Exhibition period: 7 Jan - 23 Aug, 2020
Location: Lung Fu Shan Environmental Education Centre Exhibition Hall
Opening hours: Tuesday, Thursday - Sunday 10:30a.m. to 5:30p.m. Wednesday 10:30a.m. to 2:30p.m.
How to get here | Book an exhibition tour (Group or Individual)
The exhibition is co-curated by Maxime Decaudin, an environmental historian who teaches landscape architecture; and Chun-see Tsao, a former project officer at the centre
Lung Fu Shan Environmental Education Centre proudly presents Ecology In The Making - A History of Amateur Naturalists in Hong Kong. This exhibition shares the stories of 12 passionate individuals spaning the period between 1816 and 1984, in discovering, collecting, identifying, conserving and popularizing nature.

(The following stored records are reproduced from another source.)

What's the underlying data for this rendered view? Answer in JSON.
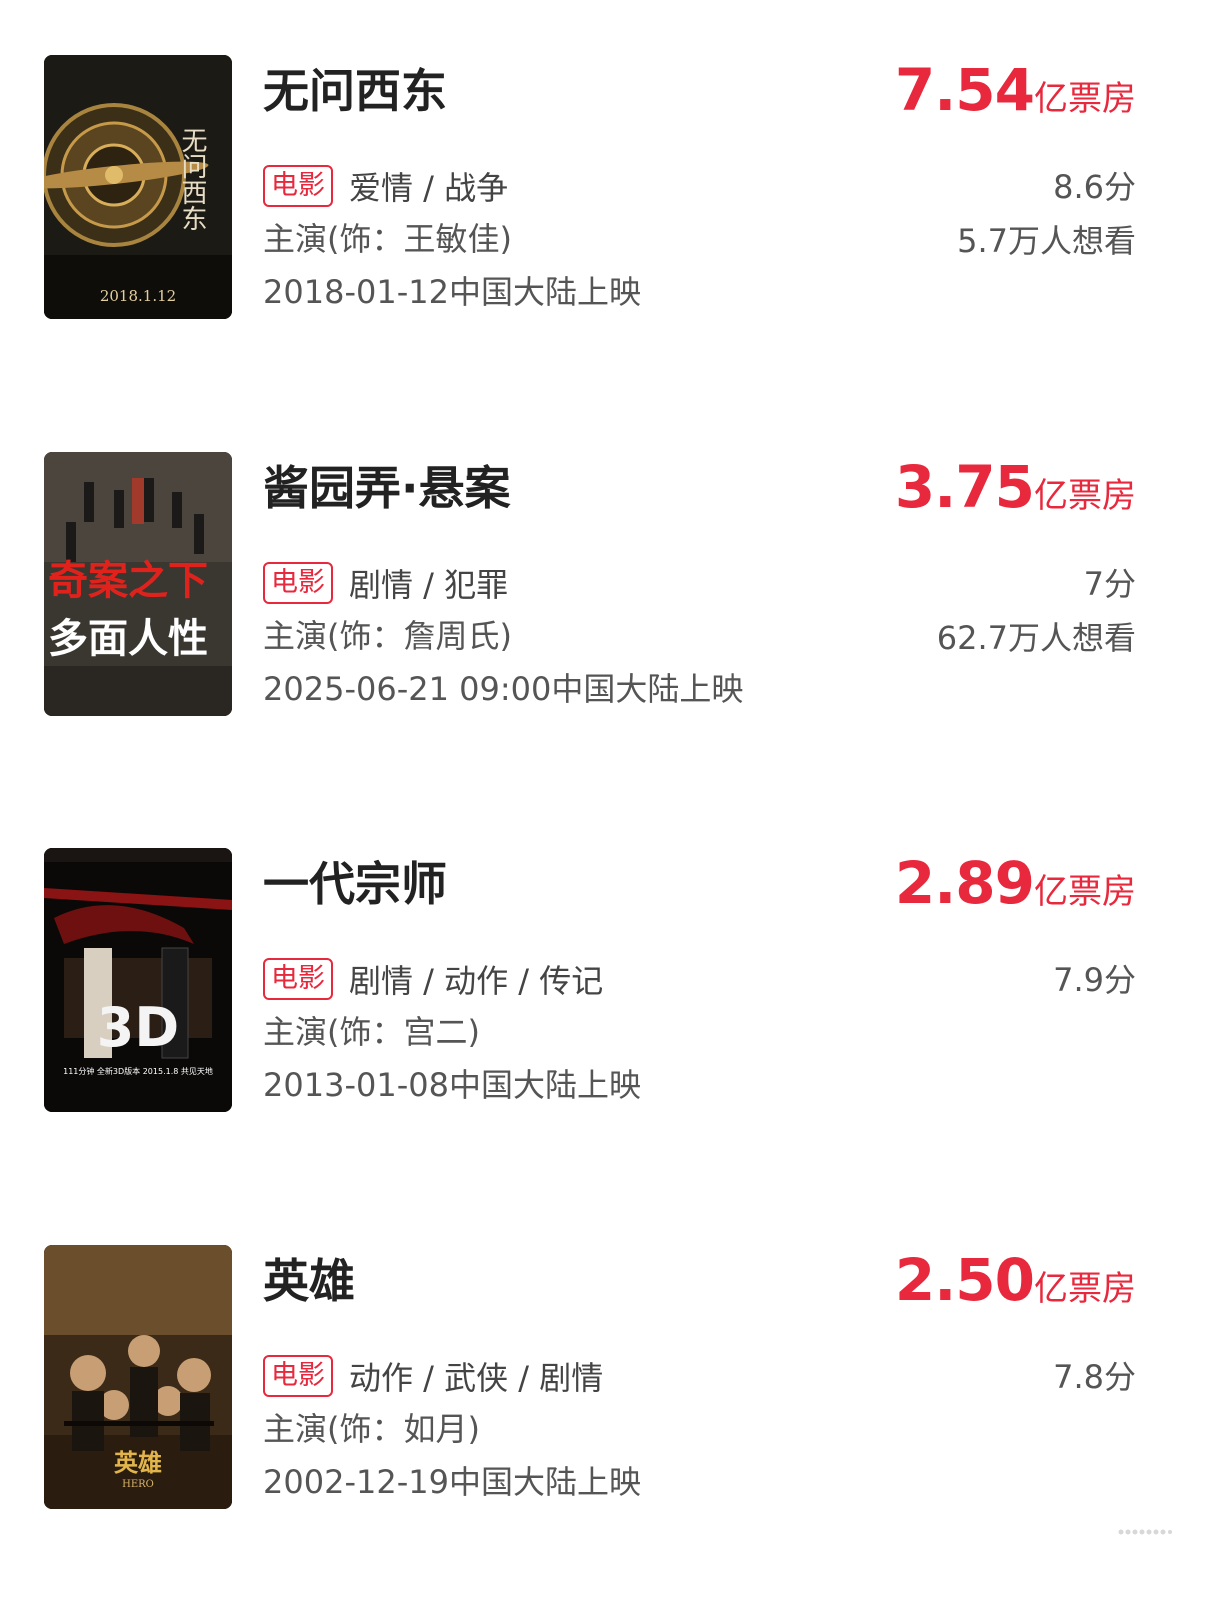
{
  "movies": [
    {
      "title": "无问西东",
      "box_value": "7.54",
      "box_unit": "亿票房",
      "tag": "电影",
      "genres": "爱情 / 战争",
      "cast": "主演(饰：王敏佳)",
      "release": "2018-01-12中国大陆上映",
      "score": "8.6分",
      "want": "5.7万人想看",
      "poster_text": "2018.1.12",
      "poster_title": "无问西东"
    },
    {
      "title": "酱园弄·悬案",
      "box_value": "3.75",
      "box_unit": "亿票房",
      "tag": "电影",
      "genres": "剧情 / 犯罪",
      "cast": "主演(饰：詹周氏)",
      "release": "2025-06-21 09:00中国大陆上映",
      "score": "7分",
      "want": "62.7万人想看",
      "poster_text_1": "奇案之下",
      "poster_text_2": "多面人性"
    },
    {
      "title": "一代宗师",
      "box_value": "2.89",
      "box_unit": "亿票房",
      "tag": "电影",
      "genres": "剧情 / 动作 / 传记",
      "cast": "主演(饰：宫二)",
      "release": "2013-01-08中国大陆上映",
      "score": "7.9分",
      "want": "",
      "poster_text": "111分钟 全新3D版本 2015.1.8 共见天地",
      "poster_3d": "3D"
    },
    {
      "title": "英雄",
      "box_value": "2.50",
      "box_unit": "亿票房",
      "tag": "电影",
      "genres": "动作 / 武侠 / 剧情",
      "cast": "主演(饰：如月)",
      "release": "2002-12-19中国大陆上映",
      "score": "7.8分",
      "want": "",
      "poster_title": "英雄",
      "poster_sub": "HERO"
    }
  ],
  "colors": {
    "accent": "#e8283c",
    "title": "#222222",
    "meta": "#555555"
  }
}
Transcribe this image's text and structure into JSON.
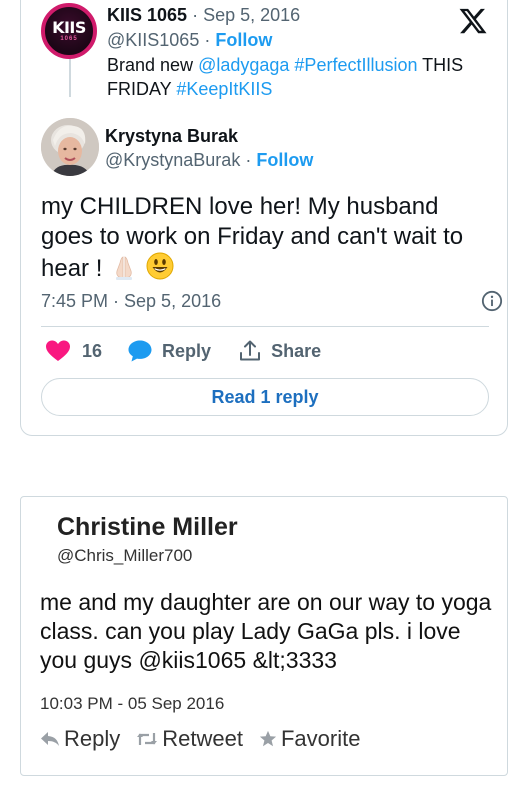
{
  "tweet": {
    "parent": {
      "logo_text": "KIIS",
      "logo_sub": "1065",
      "name": "KIIS 1065",
      "separator": "·",
      "date": "Sep 5, 2016",
      "handle": "@KIIS1065",
      "follow": "Follow",
      "text_prefix": "Brand new ",
      "mention": "@ladygaga",
      "hashtag1": "#PerfectIllusion",
      "text_mid": " THIS FRIDAY ",
      "hashtag2": "#KeepItKIIS"
    },
    "reply": {
      "name": "Krystyna Burak",
      "handle": "@KrystynaBurak",
      "separator": "·",
      "follow": "Follow",
      "text": "my CHILDREN love her! My husband goes to work on Friday and can't wait to hear !",
      "timestamp": "7:45 PM · Sep 5, 2016",
      "like_count": "16",
      "reply_label": "Reply",
      "share_label": "Share",
      "read_replies": "Read 1 reply"
    },
    "colors": {
      "accent": "#1d9bf0",
      "like": "#f91880",
      "muted": "#536471",
      "border": "#cfd9de"
    }
  },
  "embed": {
    "name": "Christine Miller",
    "handle": "@Chris_Miller700",
    "text": "me and my daughter are on our way to yoga class. can you play Lady GaGa pls. i love you guys @kiis1065 &lt;3333",
    "timestamp": "10:03 PM - 05 Sep 2016",
    "actions": {
      "reply": "Reply",
      "retweet": "Retweet",
      "favorite": "Favorite"
    }
  }
}
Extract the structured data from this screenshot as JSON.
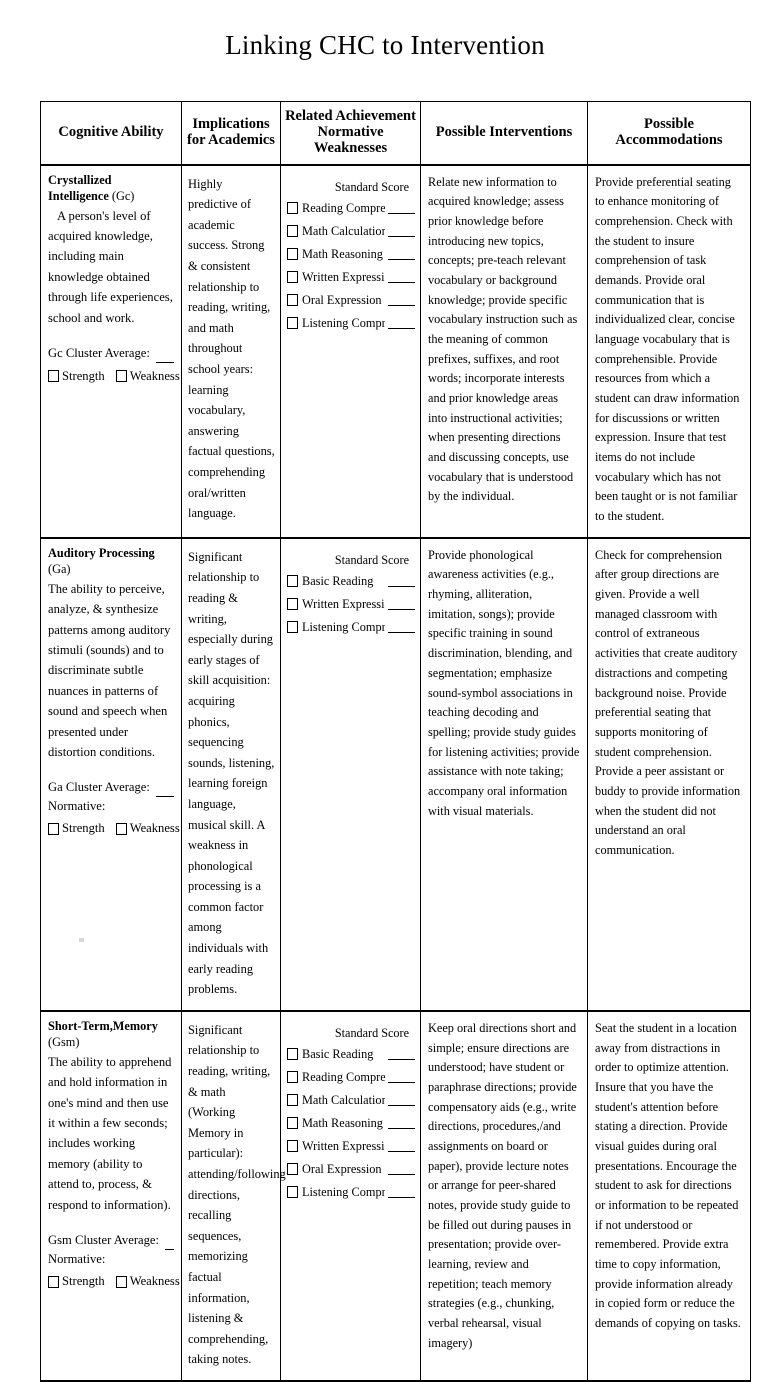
{
  "document": {
    "title": "Linking CHC to Intervention"
  },
  "table": {
    "headers": [
      "Cognitive Ability",
      "Implications\nfor Academics",
      "Related Achievement\nNormative Weaknesses",
      "Possible Interventions",
      "Possible Accommodations"
    ],
    "header_lines": {
      "h1": "Cognitive Ability",
      "h2a": "Implications",
      "h2b": "for Academics",
      "h3a": "Related Achievement",
      "h3b": "Normative Weaknesses",
      "h4": "Possible Interventions",
      "h5": "Possible Accommodations"
    },
    "standard_score_label": "Standard Score",
    "strength_label": "Strength",
    "weakness_label": "Weakness",
    "normative_label": "Normative:",
    "rows": [
      {
        "ability": {
          "name": "Crystallized Intelligence",
          "code": "(Gc)",
          "description": "A person's level of acquired knowledge, including main knowledge obtained through life experiences, school and work.",
          "cluster_label": "Gc Cluster Average:",
          "has_normative_label": false
        },
        "implications": "Highly predictive of academic success. Strong & consistent relationship to reading, writing, and math throughout school years: learning vocabulary, answering factual questions, comprehending oral/written language.",
        "achievement_areas": [
          "Reading Comprehension",
          "Math Calculations",
          "Math Reasoning",
          "Written Expression",
          "Oral Expression",
          "Listening Comprehension"
        ],
        "interventions": "Relate new information to acquired knowledge; assess prior knowledge before introducing new topics, concepts; pre-teach relevant vocabulary or background knowledge; provide specific vocabulary instruction such as the meaning of common prefixes, suffixes, and root words; incorporate interests and prior knowledge areas into instructional activities; when presenting directions and discussing concepts, use vocabulary that is understood by the individual.",
        "accommodations": "Provide preferential seating to enhance monitoring of comprehension. Check with the student to insure comprehension of task demands. Provide oral communication that is individualized clear, concise language vocabulary that is comprehensible. Provide resources from which a student can draw information for discussions or written expression. Insure that test items do not include vocabulary which has not been taught or is not familiar to the student."
      },
      {
        "ability": {
          "name": "Auditory Processing",
          "code": "(Ga)",
          "description": "The ability to perceive, analyze, & synthesize patterns among auditory stimuli (sounds) and to discriminate subtle nuances in patterns of sound and speech when presented under distortion conditions.",
          "cluster_label": "Ga Cluster Average:",
          "has_normative_label": true
        },
        "implications": "Significant relationship to reading & writing, especially during early stages of skill acquisition: acquiring phonics, sequencing sounds, listening, learning foreign language, musical skill. A weakness in phonological processing is a common factor among individuals with early reading problems.",
        "achievement_areas": [
          "Basic Reading",
          "Written Expression",
          "Listening Comprehension"
        ],
        "interventions": "Provide phonological awareness activities (e.g., rhyming, alliteration, imitation, songs); provide specific training in sound discrimination, blending, and segmentation; emphasize sound-symbol associations in teaching decoding and spelling; provide study guides for listening activities; provide assistance with note taking; accompany oral information with visual materials.",
        "accommodations": "Check for comprehension after group directions are given. Provide a well managed classroom with control of extraneous activities that create auditory distractions and competing background noise. Provide preferential seating that supports monitoring of student comprehension. Provide a peer assistant or buddy to provide information when the student did not understand an oral communication."
      },
      {
        "ability": {
          "name": "Short-Term,Memory",
          "code": "(Gsm)",
          "description": "The ability to apprehend and hold information in one's mind and then use it within a few seconds; includes working memory (ability to attend to, process, & respond to information).",
          "cluster_label": "Gsm Cluster Average:",
          "has_normative_label": true
        },
        "implications": "Significant relationship to reading, writing, & math (Working Memory in particular): attending/following directions, recalling sequences, memorizing factual information, listening & comprehending, taking notes.",
        "achievement_areas": [
          "Basic Reading",
          "Reading Comprehension",
          "Math Calculations",
          "Math Reasoning",
          "Written Expression",
          "Oral Expression",
          "Listening Comprehension"
        ],
        "interventions": "Keep oral directions short and simple; ensure directions are understood; have student or paraphrase directions; provide compensatory aids (e.g., write directions, procedures,/and assignments on board or paper), provide lecture notes or arrange for peer-shared notes, provide study guide to be filled out during pauses in presentation; provide over-learning, review and repetition; teach memory strategies (e.g., chunking, verbal rehearsal, visual imagery)",
        "accommodations": "Seat the student in a location away from distractions in order to optimize attention. Insure that you have the student's attention before stating a direction. Provide visual guides during oral presentations. Encourage the student to ask for directions or information to be repeated if not understood or remembered. Provide extra time to copy information, provide information already in copied form or reduce the demands of copying on tasks."
      }
    ]
  }
}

The exhibition displays not only the stories of these individuals but the physical evidence of their contributions: a series of General Eyre’s botanic painting is on display for the first time, reproduced from the collection at the Royal Botanic Gardens in London; rare books from the past two centuries, like the Narrative of a journey in the interior of China (published 1818); the first comprehensive scientific catalogue of Hong Kong plants: Flora Hongkongensis (published 1861) from HKU Libraries; animal specimens from HKU School of Biological Science and Saint Louis School; fossils from HKU Stephen Hui Geological Museum and a reproduction of the rice paper painting A Bouquet of Flowers from The Hong Kong Museum of Art.
Amateur naturalists were curious about the natural world around them. Not scientists or professionals, they nevertheless made important scientific contributions to our understanding of fields as diverse as birds, butterflies, frogs and geology. Together, their encounters with the different species of Hong Kong and the works of knowledge they produced create space for us to explore how we too, can become amateur naturalists in our daily life.
Maxime Decaudin, guest co-curator of the exhibition, believed that it would be “relevant and inspiring” for the public to learn about these stories. “The fact that these individuals were not always scientists is a great incentive for all of us to think of our role in future challenges,” Decaudin comments. The exhibition aspires to serve as a reminder that exploring nature is not a privilege exclusive to scientists.
Exhibits on loan or reproduced from:
- Fountain of Love and Life, Canada
- HKU Libraries
- Royal Botanic Garden, Kew, UK
- Saint Louis School, Hong Kong
- School of Biological Science, HKU
- Stephen Hui Geological Museum, HKU
- Taiwan Herborist Culture and Art Studio
- The Hong Kong Museum of Art
General Eyre, a soldier in the 1840s, was an avid and talented painter of botany; his realistic drawings ultimately contributed to the first scientific, comprehensive catalogue of plants in Hong Kong: Flora Hongkongensis.
Father Anthony Bogadek was a priest in the 1980s who collected reptiles like snakes eventually becoming a leading expert in Hong Kong. He discovered the Bogadek’s Burrowing Lizard, as well as re-discovering the Romer’s Tree Frog, a species native to Hong Kong once believed to be extinct.
17/1/2020 South China Morning Post